Learn about how the Surrey Autism Partnership Board has helped autistic people over the past few years.
2014 - We designed a series of Autism factsheets
You can find these factsheets available on our website. They can help people with an Autism Spectrum Condition get the support and services they need.
2013 - We completed our self-assessment and were mentioned in the National Autism Strategy
More housing options were developed, and we worked with schools and colleges to support young people in transition.
2012 - We continued our work with many new developments
We created a diagnosis services run by Surrey and Borders Partnership NHS Foundation Trust.
Surrey Police launched an Autism alert card to make it easier for people when they contact them.
2011 - We launched the Autism Partnership Board
The Autism Partnership Board would meet four times a year.
National guidance on diagnosis would be launched in 2012 and we needed to have a plan for Surrey.
It was important that social care staff in Surrey understood autism and people could get services if they qualified.
2010 - The Government’s autism strategy ‘Fulfilling and Rewarding Lives’ was launched
Round 4 of our Autism Champion training started. Employability gained Autism Accreditation.
Since 2008, new supported living services for 42 people had been set up. We began to look at setting up an autism diagnosis services for adults.
2009 - Employment was a big issue for people with autism in Surrey

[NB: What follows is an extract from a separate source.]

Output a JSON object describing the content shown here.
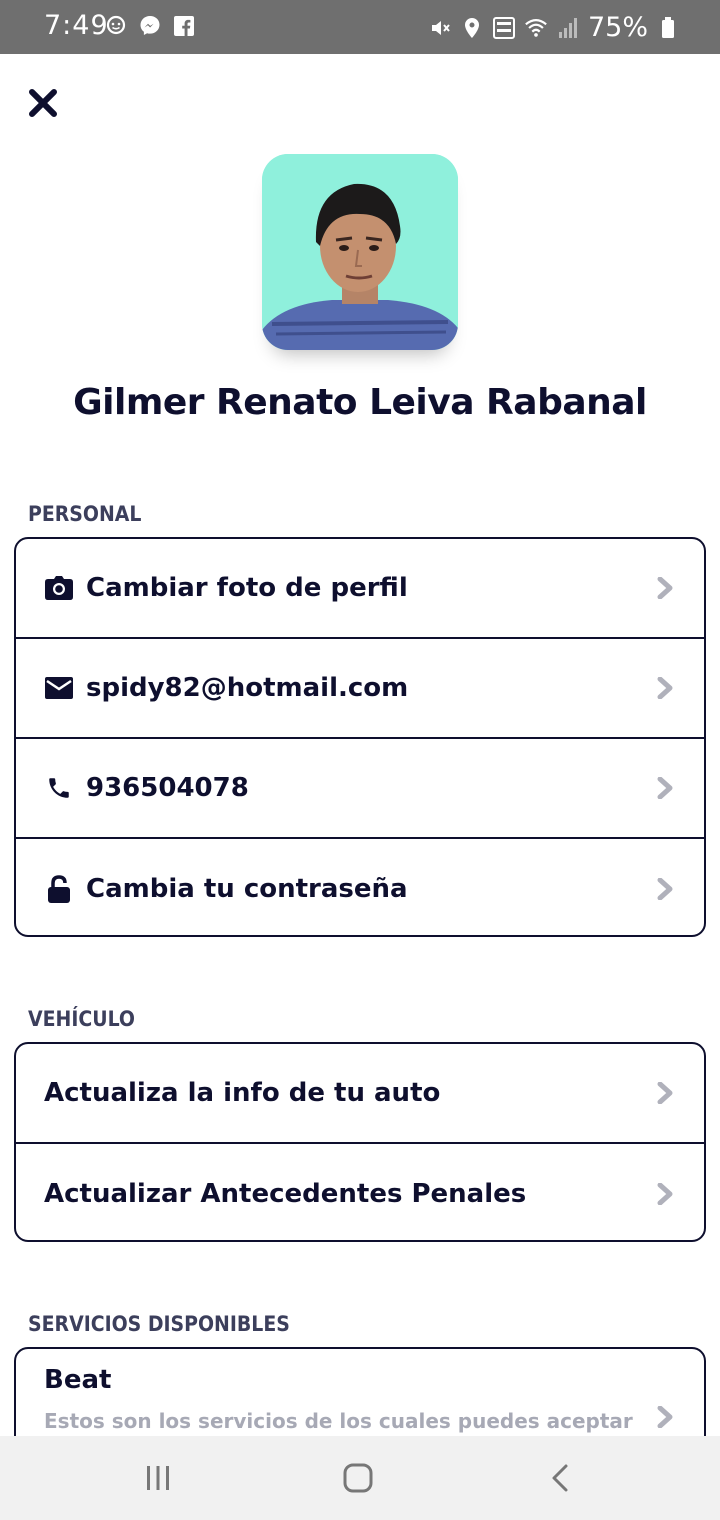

We gave £71,000 of Learning Disability Development Fund money to an employment project for people with autism.
A new housing and support service was developed for 13 young people with autism.

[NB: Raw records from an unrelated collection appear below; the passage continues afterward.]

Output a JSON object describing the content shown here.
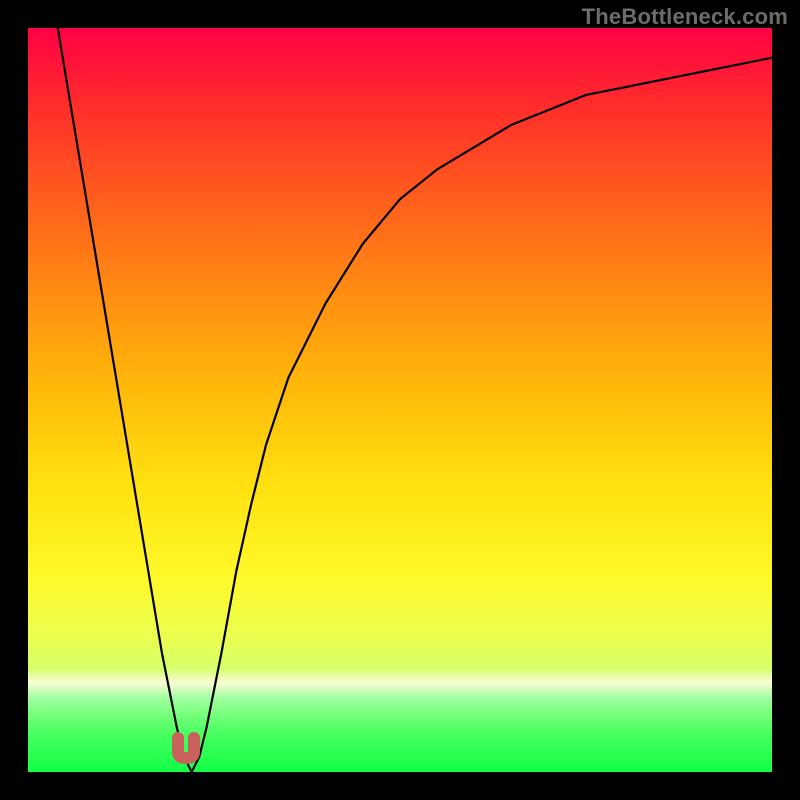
{
  "watermark": {
    "text": "TheBottleneck.com"
  },
  "colors": {
    "background": "#000000",
    "gradient_top": "#ff0044",
    "gradient_mid": "#ffe210",
    "gradient_bottom": "#12ff46",
    "curve": "#000000",
    "marker": "#c9615a"
  },
  "chart_data": {
    "type": "line",
    "title": "",
    "xlabel": "",
    "ylabel": "",
    "xlim": [
      0,
      100
    ],
    "ylim": [
      0,
      100
    ],
    "grid": false,
    "legend": null,
    "annotations": [],
    "series": [
      {
        "name": "curve",
        "x": [
          4,
          6,
          8,
          10,
          12,
          14,
          16,
          18,
          20,
          21,
          22,
          23,
          24,
          26,
          28,
          30,
          32,
          35,
          40,
          45,
          50,
          55,
          60,
          65,
          70,
          75,
          80,
          85,
          90,
          95,
          100
        ],
        "y": [
          100,
          88,
          76,
          64,
          52,
          40,
          28,
          16,
          6,
          2,
          0,
          2,
          6,
          16,
          27,
          36,
          44,
          53,
          63,
          71,
          77,
          81,
          84,
          87,
          89,
          91,
          92,
          93,
          94,
          95,
          96
        ]
      }
    ],
    "marker": {
      "x": 22,
      "y": 0,
      "shape": "u"
    }
  }
}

We also funded a research project about further education for people with autism.
2008 - People were able to use our Autism Spectrum Handbook
The handbook explained autism in easy words and was downloaded by lots of people from our website.

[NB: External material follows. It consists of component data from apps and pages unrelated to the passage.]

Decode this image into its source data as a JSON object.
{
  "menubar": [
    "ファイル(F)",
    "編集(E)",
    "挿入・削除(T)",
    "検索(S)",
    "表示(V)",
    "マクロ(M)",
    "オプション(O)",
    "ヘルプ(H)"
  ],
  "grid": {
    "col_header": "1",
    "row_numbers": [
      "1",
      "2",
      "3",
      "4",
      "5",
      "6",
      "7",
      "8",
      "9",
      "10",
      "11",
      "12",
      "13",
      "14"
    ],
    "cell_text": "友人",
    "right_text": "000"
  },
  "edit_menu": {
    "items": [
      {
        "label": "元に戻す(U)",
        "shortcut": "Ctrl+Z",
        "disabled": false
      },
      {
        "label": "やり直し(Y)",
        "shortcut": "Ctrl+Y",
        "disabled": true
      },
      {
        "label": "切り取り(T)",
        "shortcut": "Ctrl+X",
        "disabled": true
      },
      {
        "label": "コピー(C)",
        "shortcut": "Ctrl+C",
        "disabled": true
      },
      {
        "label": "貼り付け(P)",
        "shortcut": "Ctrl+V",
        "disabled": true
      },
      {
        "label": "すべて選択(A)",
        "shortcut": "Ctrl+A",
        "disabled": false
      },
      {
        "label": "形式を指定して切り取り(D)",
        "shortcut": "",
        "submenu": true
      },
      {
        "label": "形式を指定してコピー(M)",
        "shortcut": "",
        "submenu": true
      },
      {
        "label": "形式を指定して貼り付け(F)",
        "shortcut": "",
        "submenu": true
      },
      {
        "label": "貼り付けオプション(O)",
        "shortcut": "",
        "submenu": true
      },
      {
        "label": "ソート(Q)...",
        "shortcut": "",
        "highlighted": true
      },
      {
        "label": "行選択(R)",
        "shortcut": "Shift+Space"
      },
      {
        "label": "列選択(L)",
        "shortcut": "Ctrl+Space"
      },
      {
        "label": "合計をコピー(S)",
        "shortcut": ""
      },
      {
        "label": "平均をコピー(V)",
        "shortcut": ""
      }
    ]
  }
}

We gave Learning Disability Development Fund money to the National Autistic Society to set up the Assist – Asperger Support, Signposting, and Information Services team.
2007 - We started planning housing and support for the increased numbers of people with autism
We started planning housing and support for the increased numbers of people with autism.
We needed to plan services because the number of adults with autism known to services in Surrey would rise from 600 in 2003 to 1200 by 2016.
Lockwood Day Service was the first service in Surrey to achieve Autism Accreditation.
2006 - Six services in Surrey started working to get Autism Accreditation
The Partnership Board gave another £37,000 of Learning Disability Development Fund money to the Autism Project.
Six services in Surrey started working to get Autism Accreditation. The first 23 people completed their training to become Autism Champions.
2005 - We found out that there were more people with autism in Surrey than we thought
Commissioning Manager Tom Moore published his report called ‘Person Centred Services for Adults with Autistic Spectrum Disorders in Surrey.
The report found that 41% of adults with autism placed in residential care were placed in homes outside of Surrey. We wanted this to change.
2004 - Commissioning Manager Tom Moore began work on the Autism project
Commissioning Manager Tom Moore met with people with autism and their families to find out their needs. A lot of services in Surrey agreed they needed to get better at supporting people with autism.
Tom began work on the Autism project Services nominated staff members to become Autism Champions. The first Autism Champion training programme started.
2003 - The Surrey Autism Project started
The Partnership Board agreed that we needed to get better at understanding and supporting people with autism in Surrey.
We used £25,000 of Learning Disability Development Fund money to fund the Autism Project.